======== SUPPLIED RECORDS
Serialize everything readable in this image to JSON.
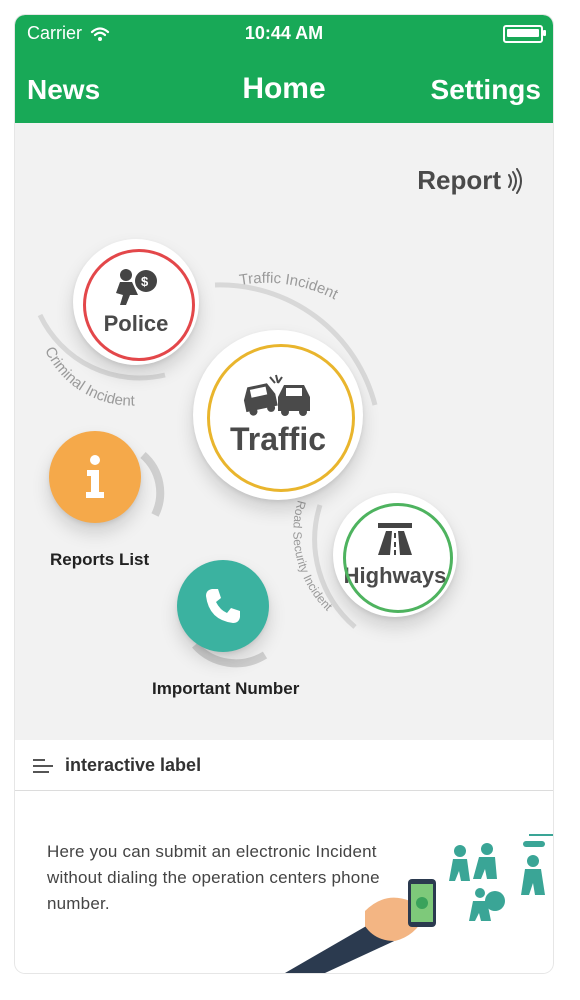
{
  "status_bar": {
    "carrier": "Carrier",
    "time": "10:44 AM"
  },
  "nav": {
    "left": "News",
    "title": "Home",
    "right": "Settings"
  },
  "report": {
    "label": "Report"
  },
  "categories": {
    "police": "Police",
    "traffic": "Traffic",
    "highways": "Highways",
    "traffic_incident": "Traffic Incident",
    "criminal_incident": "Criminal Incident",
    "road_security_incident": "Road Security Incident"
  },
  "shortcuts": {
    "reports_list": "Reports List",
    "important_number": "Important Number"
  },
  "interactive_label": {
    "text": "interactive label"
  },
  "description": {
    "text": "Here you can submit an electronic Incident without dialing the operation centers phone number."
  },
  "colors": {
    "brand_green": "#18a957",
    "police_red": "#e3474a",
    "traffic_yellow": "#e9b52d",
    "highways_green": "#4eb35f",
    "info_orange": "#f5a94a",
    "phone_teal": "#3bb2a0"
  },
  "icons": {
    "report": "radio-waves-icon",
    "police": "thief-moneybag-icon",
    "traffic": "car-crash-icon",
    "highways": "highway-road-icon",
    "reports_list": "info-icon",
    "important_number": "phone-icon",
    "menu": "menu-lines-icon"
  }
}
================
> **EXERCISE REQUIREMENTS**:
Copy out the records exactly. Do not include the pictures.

> **OUTPUT FOR THIS EXERCISE**:
Serialize everything readable in this image to JSON.
{
  "status_bar": {
    "carrier": "Carrier",
    "time": "10:44 AM"
  },
  "nav": {
    "left": "News",
    "title": "Home",
    "right": "Settings"
  },
  "report": {
    "label": "Report"
  },
  "categories": {
    "police": "Police",
    "traffic": "Traffic",
    "highways": "Highways",
    "traffic_incident": "Traffic Incident",
    "criminal_incident": "Criminal Incident",
    "road_security_incident": "Road Security Incident"
  },
  "shortcuts": {
    "reports_list": "Reports List",
    "important_number": "Important Number"
  },
  "interactive_label": {
    "text": "interactive label"
  },
  "description": {
    "text": "Here you can submit an electronic Incident without dialing the operation centers phone number."
  },
  "colors": {
    "brand_green": "#18a957",
    "police_red": "#e3474a",
    "traffic_yellow": "#e9b52d",
    "highways_green": "#4eb35f",
    "info_orange": "#f5a94a",
    "phone_teal": "#3bb2a0"
  },
  "icons": {
    "report": "radio-waves-icon",
    "police": "thief-moneybag-icon",
    "traffic": "car-crash-icon",
    "highways": "highway-road-icon",
    "reports_list": "info-icon",
    "important_number": "phone-icon",
    "menu": "menu-lines-icon"
  }
}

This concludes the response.